Raw data —

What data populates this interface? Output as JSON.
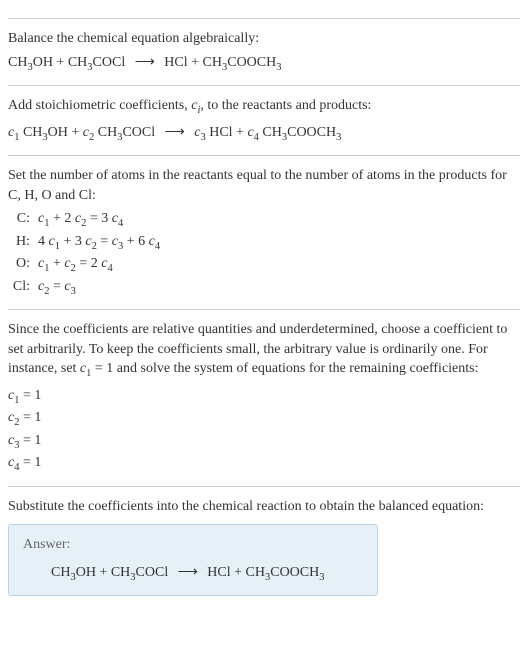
{
  "sec1": {
    "title": "Balance the chemical equation algebraically:",
    "eq_lhs1": "CH",
    "eq_lhs1_sub": "3",
    "eq_lhs1b": "OH + CH",
    "eq_lhs1b_sub": "3",
    "eq_lhs1c": "COCl",
    "arrow": "⟶",
    "eq_rhs1": "HCl + CH",
    "eq_rhs1_sub": "3",
    "eq_rhs1b": "COOCH",
    "eq_rhs1b_sub": "3"
  },
  "sec2": {
    "title_a": "Add stoichiometric coefficients, ",
    "title_ci": "c",
    "title_ci_sub": "i",
    "title_b": ", to the reactants and products:",
    "c1": "c",
    "c1_sub": "1",
    "sp1a": " CH",
    "sp1a_sub": "3",
    "sp1b": "OH + ",
    "c2": "c",
    "c2_sub": "2",
    "sp2a": " CH",
    "sp2a_sub": "3",
    "sp2b": "COCl",
    "arrow": "⟶",
    "c3": "c",
    "c3_sub": "3",
    "sp3a": " HCl + ",
    "c4": "c",
    "c4_sub": "4",
    "sp4a": " CH",
    "sp4a_sub": "3",
    "sp4b": "COOCH",
    "sp4b_sub": "3"
  },
  "sec3": {
    "title": "Set the number of atoms in the reactants equal to the number of atoms in the products for C, H, O and Cl:",
    "rows": {
      "C": {
        "label": "C:",
        "eq_a": "c",
        "s1": "1",
        "eq_b": " + 2 ",
        "eq_c": "c",
        "s2": "2",
        "eq_d": " = 3 ",
        "eq_e": "c",
        "s4": "4"
      },
      "H": {
        "label": "H:",
        "eq_a": "4 ",
        "eq_b": "c",
        "s1": "1",
        "eq_c": " + 3 ",
        "eq_d": "c",
        "s2": "2",
        "eq_e": " = ",
        "eq_f": "c",
        "s3": "3",
        "eq_g": " + 6 ",
        "eq_h": "c",
        "s4": "4"
      },
      "O": {
        "label": "O:",
        "eq_a": "c",
        "s1": "1",
        "eq_b": " + ",
        "eq_c": "c",
        "s2": "2",
        "eq_d": " = 2 ",
        "eq_e": "c",
        "s4": "4"
      },
      "Cl": {
        "label": "Cl:",
        "eq_a": "c",
        "s2": "2",
        "eq_b": " = ",
        "eq_c": "c",
        "s3": "3"
      }
    }
  },
  "sec4": {
    "title_a": "Since the coefficients are relative quantities and underdetermined, choose a coefficient to set arbitrarily. To keep the coefficients small, the arbitrary value is ordinarily one. For instance, set ",
    "title_c": "c",
    "title_c_sub": "1",
    "title_b": " = 1 and solve the system of equations for the remaining coefficients:",
    "lines": {
      "l1": {
        "c": "c",
        "sub": "1",
        "eq": " = 1"
      },
      "l2": {
        "c": "c",
        "sub": "2",
        "eq": " = 1"
      },
      "l3": {
        "c": "c",
        "sub": "3",
        "eq": " = 1"
      },
      "l4": {
        "c": "c",
        "sub": "4",
        "eq": " = 1"
      }
    }
  },
  "sec5": {
    "title": "Substitute the coefficients into the chemical reaction to obtain the balanced equation:",
    "answer_label": "Answer:",
    "eq_lhs1": "CH",
    "eq_lhs1_sub": "3",
    "eq_lhs1b": "OH + CH",
    "eq_lhs1b_sub": "3",
    "eq_lhs1c": "COCl",
    "arrow": "⟶",
    "eq_rhs1": "HCl + CH",
    "eq_rhs1_sub": "3",
    "eq_rhs1b": "COOCH",
    "eq_rhs1b_sub": "3"
  }
}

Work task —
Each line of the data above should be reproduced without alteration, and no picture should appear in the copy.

Solved exercise —
What data populates this interface? Output as JSON.
{
  "sec1": {
    "title": "Balance the chemical equation algebraically:",
    "eq_lhs1": "CH",
    "eq_lhs1_sub": "3",
    "eq_lhs1b": "OH + CH",
    "eq_lhs1b_sub": "3",
    "eq_lhs1c": "COCl",
    "arrow": "⟶",
    "eq_rhs1": "HCl + CH",
    "eq_rhs1_sub": "3",
    "eq_rhs1b": "COOCH",
    "eq_rhs1b_sub": "3"
  },
  "sec2": {
    "title_a": "Add stoichiometric coefficients, ",
    "title_ci": "c",
    "title_ci_sub": "i",
    "title_b": ", to the reactants and products:",
    "c1": "c",
    "c1_sub": "1",
    "sp1a": " CH",
    "sp1a_sub": "3",
    "sp1b": "OH + ",
    "c2": "c",
    "c2_sub": "2",
    "sp2a": " CH",
    "sp2a_sub": "3",
    "sp2b": "COCl",
    "arrow": "⟶",
    "c3": "c",
    "c3_sub": "3",
    "sp3a": " HCl + ",
    "c4": "c",
    "c4_sub": "4",
    "sp4a": " CH",
    "sp4a_sub": "3",
    "sp4b": "COOCH",
    "sp4b_sub": "3"
  },
  "sec3": {
    "title": "Set the number of atoms in the reactants equal to the number of atoms in the products for C, H, O and Cl:",
    "rows": {
      "C": {
        "label": "C:",
        "eq_a": "c",
        "s1": "1",
        "eq_b": " + 2 ",
        "eq_c": "c",
        "s2": "2",
        "eq_d": " = 3 ",
        "eq_e": "c",
        "s4": "4"
      },
      "H": {
        "label": "H:",
        "eq_a": "4 ",
        "eq_b": "c",
        "s1": "1",
        "eq_c": " + 3 ",
        "eq_d": "c",
        "s2": "2",
        "eq_e": " = ",
        "eq_f": "c",
        "s3": "3",
        "eq_g": " + 6 ",
        "eq_h": "c",
        "s4": "4"
      },
      "O": {
        "label": "O:",
        "eq_a": "c",
        "s1": "1",
        "eq_b": " + ",
        "eq_c": "c",
        "s2": "2",
        "eq_d": " = 2 ",
        "eq_e": "c",
        "s4": "4"
      },
      "Cl": {
        "label": "Cl:",
        "eq_a": "c",
        "s2": "2",
        "eq_b": " = ",
        "eq_c": "c",
        "s3": "3"
      }
    }
  },
  "sec4": {
    "title_a": "Since the coefficients are relative quantities and underdetermined, choose a coefficient to set arbitrarily. To keep the coefficients small, the arbitrary value is ordinarily one. For instance, set ",
    "title_c": "c",
    "title_c_sub": "1",
    "title_b": " = 1 and solve the system of equations for the remaining coefficients:",
    "lines": {
      "l1": {
        "c": "c",
        "sub": "1",
        "eq": " = 1"
      },
      "l2": {
        "c": "c",
        "sub": "2",
        "eq": " = 1"
      },
      "l3": {
        "c": "c",
        "sub": "3",
        "eq": " = 1"
      },
      "l4": {
        "c": "c",
        "sub": "4",
        "eq": " = 1"
      }
    }
  },
  "sec5": {
    "title": "Substitute the coefficients into the chemical reaction to obtain the balanced equation:",
    "answer_label": "Answer:",
    "eq_lhs1": "CH",
    "eq_lhs1_sub": "3",
    "eq_lhs1b": "OH + CH",
    "eq_lhs1b_sub": "3",
    "eq_lhs1c": "COCl",
    "arrow": "⟶",
    "eq_rhs1": "HCl + CH",
    "eq_rhs1_sub": "3",
    "eq_rhs1b": "COOCH",
    "eq_rhs1b_sub": "3"
  }
}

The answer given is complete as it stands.